Assessment Partners Program

UA Little Rock Assessment Partner Program Overview:

The UA Little Rock Assessment Partners Program (APP), hosted by the UA Little Rock Communication Skill Center, works with graduate and undergraduate students interested in learning the marketable communication skills related to facilitating virtual and in-person focus groups, analyzing qualitative data, and presenting findings in a written and oral report.

Students who participate in APP will have a hands-on opportunity to work with participating campus partners in their assessment initiatives. The student-led focus group approach provides our partner programs the unique opportunity to collect candid information in the hopes of better understanding how learning and services are resonating with their student stakeholders.

APP takes student facilitator applications at the beginning of each Spring semester.

Assessment Partners Program Report: UA Little Rock Pandemic Reflections

NEW 2023 Report: At the request of the Provost’s Office, the pandemic reflections project was a follow-up to the early pandemic survey distributed Fall 2020 by the institution. The pandemic reflections project sought to understand how faculty, staff, and students experienced the pandemic as well as the campus transition to its new normal. The project also sought to identify ways in which the institution could best support faculty, staff, and students moving forward. You can find the report at the following link: Pandemic Reflections Report.

Getting involved with the Assessment Partners Program:

Students: APP is for currently enrolled undergraduate and graduate students. Students who qualify for and complete the program earn a small stipend. If interested, please complete the application: Student APP Application

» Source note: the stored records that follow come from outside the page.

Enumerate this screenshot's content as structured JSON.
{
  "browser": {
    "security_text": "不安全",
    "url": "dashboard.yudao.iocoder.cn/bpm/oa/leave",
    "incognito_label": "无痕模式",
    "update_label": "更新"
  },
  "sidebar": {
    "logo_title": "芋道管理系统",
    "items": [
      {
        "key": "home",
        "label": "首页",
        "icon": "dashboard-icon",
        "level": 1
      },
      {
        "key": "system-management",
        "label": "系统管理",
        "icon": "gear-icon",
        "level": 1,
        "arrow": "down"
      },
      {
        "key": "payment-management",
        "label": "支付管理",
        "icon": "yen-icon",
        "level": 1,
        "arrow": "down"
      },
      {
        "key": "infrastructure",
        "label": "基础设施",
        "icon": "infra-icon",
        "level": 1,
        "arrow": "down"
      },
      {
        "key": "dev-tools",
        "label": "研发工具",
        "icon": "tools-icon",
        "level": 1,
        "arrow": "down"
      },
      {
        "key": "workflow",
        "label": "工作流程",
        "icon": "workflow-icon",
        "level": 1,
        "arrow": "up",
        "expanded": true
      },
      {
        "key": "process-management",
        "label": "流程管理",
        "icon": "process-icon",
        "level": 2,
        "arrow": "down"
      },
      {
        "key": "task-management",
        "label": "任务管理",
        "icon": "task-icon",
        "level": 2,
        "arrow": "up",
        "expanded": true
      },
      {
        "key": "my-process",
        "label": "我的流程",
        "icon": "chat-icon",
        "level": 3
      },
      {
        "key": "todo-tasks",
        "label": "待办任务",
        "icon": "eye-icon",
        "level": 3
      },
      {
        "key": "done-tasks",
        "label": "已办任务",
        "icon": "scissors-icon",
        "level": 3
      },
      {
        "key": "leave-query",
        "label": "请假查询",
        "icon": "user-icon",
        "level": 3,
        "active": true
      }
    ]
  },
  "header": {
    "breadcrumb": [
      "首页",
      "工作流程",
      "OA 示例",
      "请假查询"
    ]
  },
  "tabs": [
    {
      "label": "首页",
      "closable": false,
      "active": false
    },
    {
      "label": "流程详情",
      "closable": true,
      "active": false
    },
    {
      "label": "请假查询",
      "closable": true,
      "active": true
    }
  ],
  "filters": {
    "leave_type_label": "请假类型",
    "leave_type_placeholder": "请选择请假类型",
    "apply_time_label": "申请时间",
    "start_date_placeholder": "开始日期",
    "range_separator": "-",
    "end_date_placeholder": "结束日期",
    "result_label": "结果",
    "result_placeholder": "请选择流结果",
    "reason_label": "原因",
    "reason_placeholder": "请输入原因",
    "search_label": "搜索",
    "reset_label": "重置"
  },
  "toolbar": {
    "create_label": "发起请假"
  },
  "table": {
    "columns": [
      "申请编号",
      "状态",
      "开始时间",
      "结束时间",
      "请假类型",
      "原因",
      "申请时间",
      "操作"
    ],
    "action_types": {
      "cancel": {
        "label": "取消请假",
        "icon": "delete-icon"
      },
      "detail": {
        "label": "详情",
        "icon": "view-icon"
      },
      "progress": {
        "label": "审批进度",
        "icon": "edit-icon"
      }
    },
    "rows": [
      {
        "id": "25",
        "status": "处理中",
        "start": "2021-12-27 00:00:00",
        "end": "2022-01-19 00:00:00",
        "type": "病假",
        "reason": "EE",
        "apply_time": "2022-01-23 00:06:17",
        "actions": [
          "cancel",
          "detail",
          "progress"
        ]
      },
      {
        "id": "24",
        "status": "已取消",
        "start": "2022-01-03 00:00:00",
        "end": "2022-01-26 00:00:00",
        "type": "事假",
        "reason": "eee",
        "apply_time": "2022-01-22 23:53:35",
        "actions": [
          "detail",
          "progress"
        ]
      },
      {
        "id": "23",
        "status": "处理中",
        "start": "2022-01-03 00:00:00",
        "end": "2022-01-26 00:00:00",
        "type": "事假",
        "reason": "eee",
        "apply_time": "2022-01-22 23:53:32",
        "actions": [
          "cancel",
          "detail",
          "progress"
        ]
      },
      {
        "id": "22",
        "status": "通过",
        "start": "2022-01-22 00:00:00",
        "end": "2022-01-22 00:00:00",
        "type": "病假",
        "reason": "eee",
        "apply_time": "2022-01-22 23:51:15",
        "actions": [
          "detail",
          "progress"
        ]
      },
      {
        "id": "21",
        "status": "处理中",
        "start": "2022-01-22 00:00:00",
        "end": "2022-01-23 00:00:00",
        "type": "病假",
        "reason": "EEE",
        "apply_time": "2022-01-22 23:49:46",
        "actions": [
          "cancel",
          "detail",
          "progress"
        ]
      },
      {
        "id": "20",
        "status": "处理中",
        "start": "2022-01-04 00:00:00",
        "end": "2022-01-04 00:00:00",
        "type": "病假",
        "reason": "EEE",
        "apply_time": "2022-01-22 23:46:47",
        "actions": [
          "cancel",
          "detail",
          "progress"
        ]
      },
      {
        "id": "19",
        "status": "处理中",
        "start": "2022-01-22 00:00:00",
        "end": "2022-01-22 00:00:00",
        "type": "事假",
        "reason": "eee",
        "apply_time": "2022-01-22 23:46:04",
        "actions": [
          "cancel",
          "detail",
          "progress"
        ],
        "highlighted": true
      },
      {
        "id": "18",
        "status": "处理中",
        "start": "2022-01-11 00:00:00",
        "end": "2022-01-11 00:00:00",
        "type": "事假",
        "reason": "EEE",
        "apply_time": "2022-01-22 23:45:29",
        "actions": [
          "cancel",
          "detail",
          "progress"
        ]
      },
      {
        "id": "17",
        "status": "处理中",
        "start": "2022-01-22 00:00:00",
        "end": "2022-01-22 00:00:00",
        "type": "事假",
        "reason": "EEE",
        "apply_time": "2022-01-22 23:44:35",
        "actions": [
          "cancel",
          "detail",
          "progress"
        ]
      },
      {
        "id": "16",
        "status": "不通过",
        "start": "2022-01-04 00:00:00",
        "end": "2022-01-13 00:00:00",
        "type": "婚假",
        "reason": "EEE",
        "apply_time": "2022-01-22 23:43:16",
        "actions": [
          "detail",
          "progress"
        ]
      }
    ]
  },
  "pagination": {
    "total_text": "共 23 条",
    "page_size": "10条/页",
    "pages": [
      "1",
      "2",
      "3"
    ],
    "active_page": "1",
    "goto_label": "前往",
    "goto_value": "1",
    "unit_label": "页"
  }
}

Campus Partners: Co-curricular programs, campus offices, and academic programs are encouraged to contact Dr. Kristen McIntyre at if they are interested in having a student-led focus group to support their assessment efforts. Spring end-of-semester deliverables from the program include a presentation from the student facilitators paired with the campus partner as well as an executive summary of findings. Campus partners have included the Library, eLearning, Safe Zone, the Multicultural Center, and the Office of Financial Aid.

Methodology: Why Use Student-Led Focus Groups

According to the Center of Inquiry (2019):

Focus groups can help us gather new evidence and answer questions with more detail and nuance than we might get from a survey. Focus groups can also be a useful way to supplement the quantitative assessment data we already have. Focus groups allow us to dig into the mechanisms behind the patterns we see in quantitative data to get at the “why” and “how.”

Why involve students in this work? Having students lead and help analyze focus group conversations can make conversations even more useful for several reasons. First, students are more likely to talk openly about sensitive issues with their peers than with faculty or staff. Student focus group leaders may also have a better sense of student culture than faculty or staff and have a better idea of how best to probe to ask useful questions. Finally, student focus group leaders may better understand when focus group conversations are authentic and how to push harder if they are not.

Working with students doesn’t just help you gather better data; it also benefits the students who engage in this work. Learning how to conduct focus groups, collecting and analyzing data, and presenting the results to stakeholders on campus can be a powerful educational experience for student focus group leaders. Faculty and their student focus group leaders often treat the work as a form of undergraduate research. Some student focus group leaders also report being more invested in their education as a result of this experience. Finally, many students who participate in focus groups as interviewees say they appreciate the opportunity to share their thoughts and reflect on their educational experience. (; para. 3-5)

Others who have used such a methodology talk about the benefits of this to their own institutions. For example, Nicholas Truncale, an Assessment Fellow and Director of the University Assessment Scholars program at the University of Scranton, said this about his work with student-led focus groups (”

The University of Scranton greatly benefited from implementing a Student Assessment Scholars program. Our program provides indirect evidence and qualitative assessment data to stakeholders on campus, which ultimately led to university-wide improvements. The data allows stakeholders to undergo reflection and discernment, both of which are integral to the Jesuit educational paradigm and allows them to make informed decisions. This program also contributes to building a culture of evidence-driven improvement on our campus. Students are able to see their perspectives being incorporated into the university decision-making process. Our student scholars credit the program with improvements in their report writing, project and time management, critical thinking, teamwork, leadership skills, and adding something unique to their skill sets.

See the National Institute of Learning Outcomes Assessment for more information about the University of Scranton’s Assessment Scholars program.

For another example, see information about the Wabash-Provost Scholars program at North Carolina A&T State University.

Questions? Contact Kristen McIntyre at